  • Scale of transactions – As with the FINRA example above, as we get increased access to our money, with more ability to move that money quickly, financial institutions need to keep up.  With data growing 10x, and unstructured data growth at 100x, the need to parse through the transactions quickly is becoming ever more challenging.  Containers and scale-out micro-services architectures are the keys to solving this puzzle.


I can remember as a kid I had a paper register with how much money I had in it, and once a month or so I could take my allowance to Fifth-Third Bank and they would write my new total, and deposit my money. My mom would also keep her checkbook up to date, and it would have every transaction she ever did, from ATM to checks, religiously kept in it. I can’t tell you the last time I was in a bank, let alone kept a register log. They still send me one, but I think it’s still in the box somewhere with those checks I don’t use often unless forced to. Financial institutions now need to have all my transactions and have them accessible quickly. They need to watch for fraudulent transactions, where I am, how much I’m taking out a day, and what my normal spending pattern looks like to stop identity theft. Tough to do without heavy analytics in real time, even tougher without containers.
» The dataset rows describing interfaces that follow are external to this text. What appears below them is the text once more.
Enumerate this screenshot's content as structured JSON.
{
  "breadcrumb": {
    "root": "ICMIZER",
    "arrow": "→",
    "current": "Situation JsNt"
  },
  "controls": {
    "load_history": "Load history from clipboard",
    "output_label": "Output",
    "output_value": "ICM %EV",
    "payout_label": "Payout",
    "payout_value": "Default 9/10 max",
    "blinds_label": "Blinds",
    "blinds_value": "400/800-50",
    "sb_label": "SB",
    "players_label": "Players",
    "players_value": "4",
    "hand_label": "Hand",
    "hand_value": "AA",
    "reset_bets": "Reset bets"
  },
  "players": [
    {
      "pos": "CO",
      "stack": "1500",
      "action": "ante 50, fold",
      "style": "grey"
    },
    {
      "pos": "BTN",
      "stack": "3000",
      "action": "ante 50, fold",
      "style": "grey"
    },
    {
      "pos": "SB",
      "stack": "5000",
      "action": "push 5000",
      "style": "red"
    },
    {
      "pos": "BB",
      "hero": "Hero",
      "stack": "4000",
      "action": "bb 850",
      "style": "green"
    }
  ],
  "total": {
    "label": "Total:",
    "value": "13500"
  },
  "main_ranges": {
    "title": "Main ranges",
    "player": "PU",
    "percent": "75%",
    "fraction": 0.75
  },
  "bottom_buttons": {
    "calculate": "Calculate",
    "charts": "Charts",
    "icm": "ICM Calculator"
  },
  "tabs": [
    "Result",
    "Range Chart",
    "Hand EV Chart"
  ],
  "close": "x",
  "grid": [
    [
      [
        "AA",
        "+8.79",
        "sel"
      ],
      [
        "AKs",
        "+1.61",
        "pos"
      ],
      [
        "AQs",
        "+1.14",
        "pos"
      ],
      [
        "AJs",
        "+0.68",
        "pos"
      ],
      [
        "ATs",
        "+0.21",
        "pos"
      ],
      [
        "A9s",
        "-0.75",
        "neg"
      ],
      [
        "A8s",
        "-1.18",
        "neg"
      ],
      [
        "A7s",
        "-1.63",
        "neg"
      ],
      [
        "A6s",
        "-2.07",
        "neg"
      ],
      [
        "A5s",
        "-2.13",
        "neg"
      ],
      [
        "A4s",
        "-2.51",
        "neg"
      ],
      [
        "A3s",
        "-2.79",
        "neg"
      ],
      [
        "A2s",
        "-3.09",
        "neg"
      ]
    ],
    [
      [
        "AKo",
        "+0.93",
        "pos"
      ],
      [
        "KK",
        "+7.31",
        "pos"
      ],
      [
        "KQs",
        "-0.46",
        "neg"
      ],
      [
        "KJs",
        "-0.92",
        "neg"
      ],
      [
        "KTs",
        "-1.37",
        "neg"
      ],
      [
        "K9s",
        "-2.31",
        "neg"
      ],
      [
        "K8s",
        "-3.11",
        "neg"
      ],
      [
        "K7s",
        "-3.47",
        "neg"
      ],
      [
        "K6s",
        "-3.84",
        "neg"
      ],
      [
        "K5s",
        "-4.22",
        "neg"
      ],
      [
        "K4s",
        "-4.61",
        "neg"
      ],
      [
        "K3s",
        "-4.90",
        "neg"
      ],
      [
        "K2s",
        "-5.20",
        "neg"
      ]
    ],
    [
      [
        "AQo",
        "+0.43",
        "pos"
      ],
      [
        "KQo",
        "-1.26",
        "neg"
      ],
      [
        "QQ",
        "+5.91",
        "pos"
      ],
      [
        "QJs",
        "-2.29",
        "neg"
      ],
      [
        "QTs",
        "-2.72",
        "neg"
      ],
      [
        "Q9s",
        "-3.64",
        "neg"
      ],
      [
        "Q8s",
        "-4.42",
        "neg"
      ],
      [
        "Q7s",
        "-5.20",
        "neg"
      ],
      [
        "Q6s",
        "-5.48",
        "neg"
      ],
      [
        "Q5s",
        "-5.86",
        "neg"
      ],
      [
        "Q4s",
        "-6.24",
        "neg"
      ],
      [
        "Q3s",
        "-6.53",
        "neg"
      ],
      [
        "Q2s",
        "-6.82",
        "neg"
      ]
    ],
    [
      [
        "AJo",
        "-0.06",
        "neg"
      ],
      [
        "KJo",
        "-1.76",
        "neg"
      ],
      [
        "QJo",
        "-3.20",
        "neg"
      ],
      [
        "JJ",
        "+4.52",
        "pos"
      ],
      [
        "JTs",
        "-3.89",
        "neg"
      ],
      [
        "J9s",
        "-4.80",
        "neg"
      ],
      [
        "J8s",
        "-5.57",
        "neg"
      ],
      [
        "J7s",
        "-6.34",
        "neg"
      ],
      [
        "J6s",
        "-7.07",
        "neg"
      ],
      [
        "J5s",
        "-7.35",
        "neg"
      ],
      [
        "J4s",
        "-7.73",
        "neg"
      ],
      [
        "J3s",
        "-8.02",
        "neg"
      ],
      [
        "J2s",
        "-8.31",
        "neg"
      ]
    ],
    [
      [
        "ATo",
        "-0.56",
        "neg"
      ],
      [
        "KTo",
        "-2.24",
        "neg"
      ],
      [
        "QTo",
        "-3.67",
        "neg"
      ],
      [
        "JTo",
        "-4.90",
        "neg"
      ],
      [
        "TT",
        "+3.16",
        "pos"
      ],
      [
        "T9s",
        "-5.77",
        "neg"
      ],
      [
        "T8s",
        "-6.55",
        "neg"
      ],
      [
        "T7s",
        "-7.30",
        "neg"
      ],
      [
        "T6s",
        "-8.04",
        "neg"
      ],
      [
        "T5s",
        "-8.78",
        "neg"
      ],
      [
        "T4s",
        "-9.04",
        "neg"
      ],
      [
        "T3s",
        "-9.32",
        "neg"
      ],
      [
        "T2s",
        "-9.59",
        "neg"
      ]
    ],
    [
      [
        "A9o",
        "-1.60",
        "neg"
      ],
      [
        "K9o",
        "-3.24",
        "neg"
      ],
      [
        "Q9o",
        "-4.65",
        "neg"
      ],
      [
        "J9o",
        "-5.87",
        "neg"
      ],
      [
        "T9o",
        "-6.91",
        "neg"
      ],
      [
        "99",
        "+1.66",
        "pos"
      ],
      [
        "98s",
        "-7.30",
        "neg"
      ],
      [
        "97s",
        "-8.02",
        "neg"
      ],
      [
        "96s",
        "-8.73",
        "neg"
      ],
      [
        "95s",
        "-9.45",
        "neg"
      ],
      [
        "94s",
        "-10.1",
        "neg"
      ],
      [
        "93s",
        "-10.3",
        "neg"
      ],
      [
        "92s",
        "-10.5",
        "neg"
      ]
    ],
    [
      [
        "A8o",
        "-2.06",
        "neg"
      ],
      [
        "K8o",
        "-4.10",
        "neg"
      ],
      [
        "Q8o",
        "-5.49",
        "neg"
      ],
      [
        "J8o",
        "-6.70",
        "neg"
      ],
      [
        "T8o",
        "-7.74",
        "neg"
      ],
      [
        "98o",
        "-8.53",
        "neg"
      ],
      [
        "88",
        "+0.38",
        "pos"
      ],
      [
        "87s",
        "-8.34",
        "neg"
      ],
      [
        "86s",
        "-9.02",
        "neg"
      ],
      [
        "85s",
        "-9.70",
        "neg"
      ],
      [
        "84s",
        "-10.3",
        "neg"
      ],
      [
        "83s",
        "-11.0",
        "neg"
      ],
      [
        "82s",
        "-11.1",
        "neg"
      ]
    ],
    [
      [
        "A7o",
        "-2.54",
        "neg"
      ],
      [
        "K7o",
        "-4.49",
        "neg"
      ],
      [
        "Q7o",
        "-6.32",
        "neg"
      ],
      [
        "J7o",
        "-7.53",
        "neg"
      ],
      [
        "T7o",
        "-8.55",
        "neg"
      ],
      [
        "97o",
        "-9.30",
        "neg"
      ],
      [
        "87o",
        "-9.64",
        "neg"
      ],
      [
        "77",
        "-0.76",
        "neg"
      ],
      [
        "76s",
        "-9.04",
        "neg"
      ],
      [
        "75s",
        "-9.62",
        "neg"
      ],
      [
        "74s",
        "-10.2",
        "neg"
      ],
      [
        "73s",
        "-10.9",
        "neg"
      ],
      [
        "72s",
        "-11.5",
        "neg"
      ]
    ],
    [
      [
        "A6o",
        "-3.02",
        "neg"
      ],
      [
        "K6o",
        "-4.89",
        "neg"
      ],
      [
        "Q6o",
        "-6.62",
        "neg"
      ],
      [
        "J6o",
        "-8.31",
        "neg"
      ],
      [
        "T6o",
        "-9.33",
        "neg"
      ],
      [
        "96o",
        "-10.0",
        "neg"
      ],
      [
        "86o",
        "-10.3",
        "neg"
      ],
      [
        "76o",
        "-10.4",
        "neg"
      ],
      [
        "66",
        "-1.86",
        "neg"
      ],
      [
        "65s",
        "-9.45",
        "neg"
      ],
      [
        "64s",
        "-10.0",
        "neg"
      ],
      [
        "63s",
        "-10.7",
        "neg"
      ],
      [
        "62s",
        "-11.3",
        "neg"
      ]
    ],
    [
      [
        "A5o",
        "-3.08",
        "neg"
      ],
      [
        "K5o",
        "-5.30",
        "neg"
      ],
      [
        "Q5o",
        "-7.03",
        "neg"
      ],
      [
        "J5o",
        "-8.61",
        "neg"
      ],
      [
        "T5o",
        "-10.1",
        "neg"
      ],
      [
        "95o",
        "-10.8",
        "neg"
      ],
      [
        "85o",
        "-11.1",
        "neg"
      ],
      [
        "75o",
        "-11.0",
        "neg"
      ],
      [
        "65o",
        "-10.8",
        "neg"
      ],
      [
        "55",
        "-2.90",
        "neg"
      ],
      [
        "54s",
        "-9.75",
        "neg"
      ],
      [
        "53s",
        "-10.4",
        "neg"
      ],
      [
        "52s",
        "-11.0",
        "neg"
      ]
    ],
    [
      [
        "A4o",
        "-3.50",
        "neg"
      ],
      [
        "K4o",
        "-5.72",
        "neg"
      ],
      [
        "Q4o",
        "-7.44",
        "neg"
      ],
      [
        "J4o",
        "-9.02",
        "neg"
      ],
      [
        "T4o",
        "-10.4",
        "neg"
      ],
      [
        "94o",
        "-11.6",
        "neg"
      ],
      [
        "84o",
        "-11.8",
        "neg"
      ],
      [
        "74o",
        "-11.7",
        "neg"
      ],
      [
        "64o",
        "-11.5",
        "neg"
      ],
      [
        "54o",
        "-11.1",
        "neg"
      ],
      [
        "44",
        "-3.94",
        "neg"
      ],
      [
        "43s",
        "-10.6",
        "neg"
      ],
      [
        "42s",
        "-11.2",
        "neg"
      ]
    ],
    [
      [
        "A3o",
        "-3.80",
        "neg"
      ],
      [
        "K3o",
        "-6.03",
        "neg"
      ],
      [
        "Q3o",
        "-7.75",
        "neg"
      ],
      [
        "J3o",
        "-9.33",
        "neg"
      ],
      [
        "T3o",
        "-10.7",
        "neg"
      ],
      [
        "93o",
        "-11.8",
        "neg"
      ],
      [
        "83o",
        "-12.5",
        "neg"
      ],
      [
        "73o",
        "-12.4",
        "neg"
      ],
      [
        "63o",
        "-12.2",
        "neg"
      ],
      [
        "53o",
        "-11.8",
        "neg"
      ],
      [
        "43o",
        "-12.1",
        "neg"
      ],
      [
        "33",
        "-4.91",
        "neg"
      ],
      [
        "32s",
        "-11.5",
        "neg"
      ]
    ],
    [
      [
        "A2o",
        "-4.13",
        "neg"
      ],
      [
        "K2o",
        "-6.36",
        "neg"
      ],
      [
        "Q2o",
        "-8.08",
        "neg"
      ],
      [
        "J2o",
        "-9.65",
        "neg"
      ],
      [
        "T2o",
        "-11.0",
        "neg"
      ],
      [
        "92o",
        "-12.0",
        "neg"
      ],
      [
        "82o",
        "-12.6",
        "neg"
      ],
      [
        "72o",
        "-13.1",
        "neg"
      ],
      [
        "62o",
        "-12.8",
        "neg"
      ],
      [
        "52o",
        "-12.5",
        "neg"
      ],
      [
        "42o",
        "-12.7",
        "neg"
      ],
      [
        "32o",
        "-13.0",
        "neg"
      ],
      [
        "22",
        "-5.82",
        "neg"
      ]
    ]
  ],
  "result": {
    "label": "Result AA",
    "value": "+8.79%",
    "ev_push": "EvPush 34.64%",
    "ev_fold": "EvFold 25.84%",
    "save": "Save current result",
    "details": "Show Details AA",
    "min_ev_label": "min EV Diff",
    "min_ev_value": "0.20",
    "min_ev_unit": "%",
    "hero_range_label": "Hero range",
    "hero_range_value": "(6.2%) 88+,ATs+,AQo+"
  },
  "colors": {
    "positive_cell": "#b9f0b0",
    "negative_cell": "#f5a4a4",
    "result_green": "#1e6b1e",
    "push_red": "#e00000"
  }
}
So what are the limitations of current systems?  Why not just keep doing what we’ve been doing?


There’s the old adage about doing things the way you always have and expecting a different result.  VM’s are like my old register and are well suited to those old monolithic applications. Not that there is anything wrong with the way I used to go to the teller to make transactions, it’s just clunky, slow and expensive. VM’s are the equivalent of the teller.  They aren’t responsive and they can’t meet the scale of modern distributed systems. Scale-up being the answer in the past (more CPU, more memory, more overhead, expensive licenses, and maintenance). go big or go home doesn’t work in today’s world. These dedicated clusters might work hard sometimes, but more times than not you’re scaling a large system up for those “key” times when you need them. With a highly scalable architecture, you’re able to scale up and down quickly based on your needs, without overbuying hardware that sits idle.  I won’t even touch on the benefits of cloud bursting, and being able to quickly scale into the cloud environment.


Secondly, integration for traditional architectures is difficult as you had to worry about multiple applications, and integration environments, drivers, hypervisors, and golden images just to get up and running.  How and where the data moved was second to just getting all the parts and pieces put together. Scale-out compostable container architectures that were designed to come together to address specific problems like data ingestion, processing, reactive, networking etc. (e.g. Kafka, Spark, Cassandra, Flink) solve the issues of complex integration.  These architectures are centered around scaling, tackling large data problems, and integrating with each other.


  So to answer the question whether financial services are ready for containers, the answer is undoubtedly yes. I would almost say they can’t survive without them.  Today’s dated VM systems aren’t ready to tackle the current problems, and they certainly don’t scale as well. In my next blog, I’ll go through some stacks and architectures that show how you can get significant results specifically for financial services.


Casey O'Mara